The groped breast is a universal reminder to all cis and trans women who carry breasts – here, this is fear that must stalk you; here, this is the biology that you cannot escape.
The charred corpse of a new bride no longer remains a symbol of misogyny and snatched dreams – it is a reminder that women who do not pay the price of dowry and deference to their husbands will suffer a similar fate. To inhabit the female body then becomes a conflicting experience: we move from living within a site of violence towards transforming it to a battleground of resistance.
These acts of resistance, as exhilarating and empowering as they prove to be, are also the precise excuses that patriarchy peddles around to explain and justify violence against women.
The reasoning extended goes like this: You had violence visited upon you (groped/pinched/felt-up/beaten/raped/murdered) because you did this (wore short clothes, wore no clothes, wore revealing clothes, loved a man of the wrong caste, stepped out of home, stepped into the street at the wrong time of day, went to work, went partying, got drunk, got on a bus, were speaking to a man of a different religion, did not pay enough dowry, talked back, and so on).

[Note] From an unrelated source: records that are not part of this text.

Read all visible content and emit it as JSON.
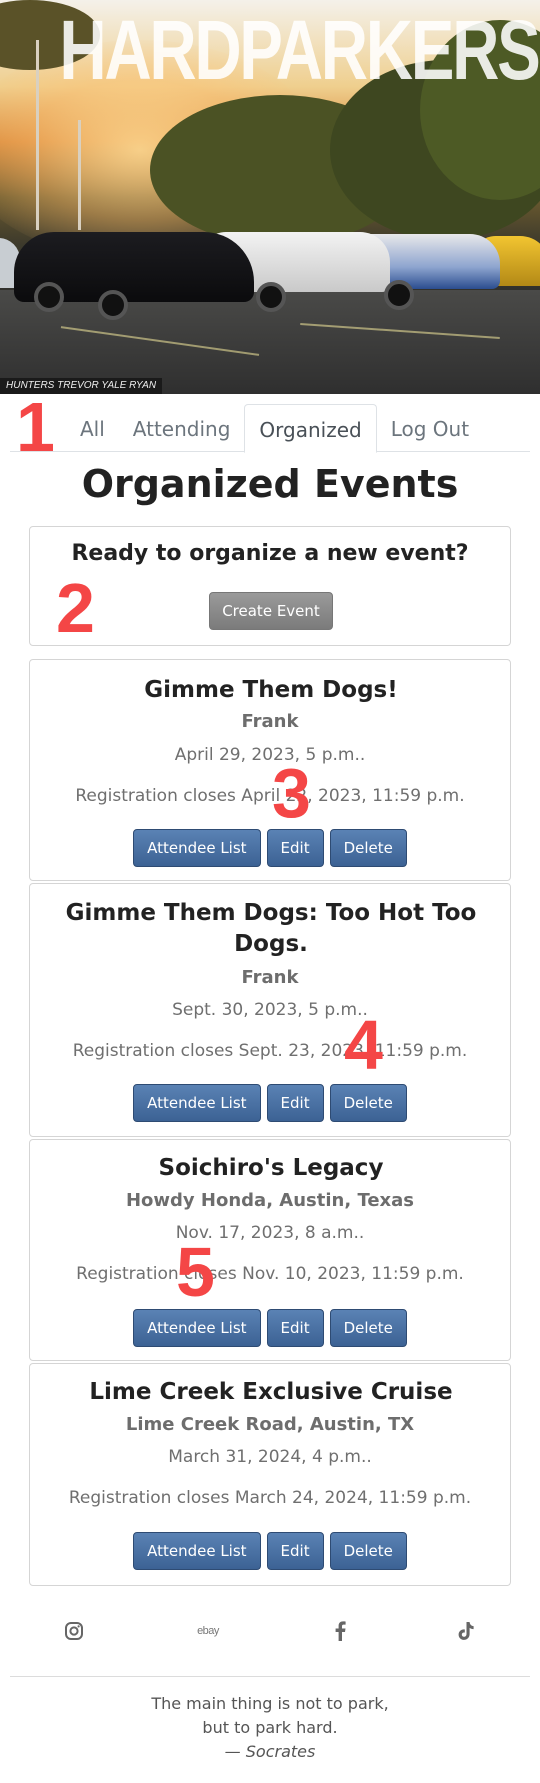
{
  "hero": {
    "title": "HARDPARKERS",
    "photo_credit": "HUNTERS TREVOR YALE RYAN"
  },
  "nav": {
    "tabs": [
      {
        "label": "All",
        "active": false
      },
      {
        "label": "Attending",
        "active": false
      },
      {
        "label": "Organized",
        "active": true
      },
      {
        "label": "Log Out",
        "active": false
      }
    ]
  },
  "annotations": [
    "1",
    "2",
    "3",
    "4",
    "5"
  ],
  "page_title": "Organized Events",
  "create": {
    "prompt": "Ready to organize a new event?",
    "button_label": "Create Event"
  },
  "events": [
    {
      "title": "Gimme Them Dogs!",
      "organizer": "Frank",
      "date": "April 29, 2023, 5 p.m..",
      "registration": "Registration closes April 22, 2023, 11:59 p.m.",
      "buttons": [
        "Attendee List",
        "Edit",
        "Delete"
      ]
    },
    {
      "title": "Gimme Them Dogs: Too Hot Too Dogs.",
      "organizer": "Frank",
      "date": "Sept. 30, 2023, 5 p.m..",
      "registration": "Registration closes Sept. 23, 2023, 11:59 p.m.",
      "buttons": [
        "Attendee List",
        "Edit",
        "Delete"
      ]
    },
    {
      "title": "Soichiro's Legacy",
      "organizer": "Howdy Honda, Austin, Texas",
      "date": "Nov. 17, 2023, 8 a.m..",
      "registration": "Registration closes Nov. 10, 2023, 11:59 p.m.",
      "buttons": [
        "Attendee List",
        "Edit",
        "Delete"
      ]
    },
    {
      "title": "Lime Creek Exclusive Cruise",
      "organizer": "Lime Creek Road, Austin, TX",
      "date": "March 31, 2024, 4 p.m..",
      "registration": "Registration closes March 24, 2024, 11:59 p.m.",
      "buttons": [
        "Attendee List",
        "Edit",
        "Delete"
      ]
    }
  ],
  "footer": {
    "social": [
      "instagram-icon",
      "ebay-icon",
      "facebook-icon",
      "tiktok-icon"
    ],
    "ebay_text": "ebay",
    "quote_line1": "The main thing is not to park,",
    "quote_line2": "but to park hard.",
    "quote_author": "— Socrates"
  },
  "colors": {
    "primary_button": "#4a72a6",
    "secondary_button": "#8a8a8a",
    "annotation": "#f44646"
  }
}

Prowling the streets by night in search of bodies to violate, this toxic masculinity has managed to enthrone itself as lawgiver by day. Patriarchy’s act of violence is made to appear as a natural reaction to the defiance and disobedience against patriarchy.
Perhaps, in our radical ability to disobey lies our liberation as women.
Meena Kandasamy is a poet, fiction writer, translator and activist who lives in Chennai and London. She has published two collections of poetry, Touch and Ms. Militancy, and the critically acclaimed novel, The Gypsy Goddess. Her forthcoming novel, When I Hit You, Or, The Portrait of the Writer as a Young Wife (Atlantic Books, May 2017), explores the theme of domestic violence and marital rape.
The views expressed in this article are the author’s own and do not necessarily reflect Al Jazeera’s editorial policy.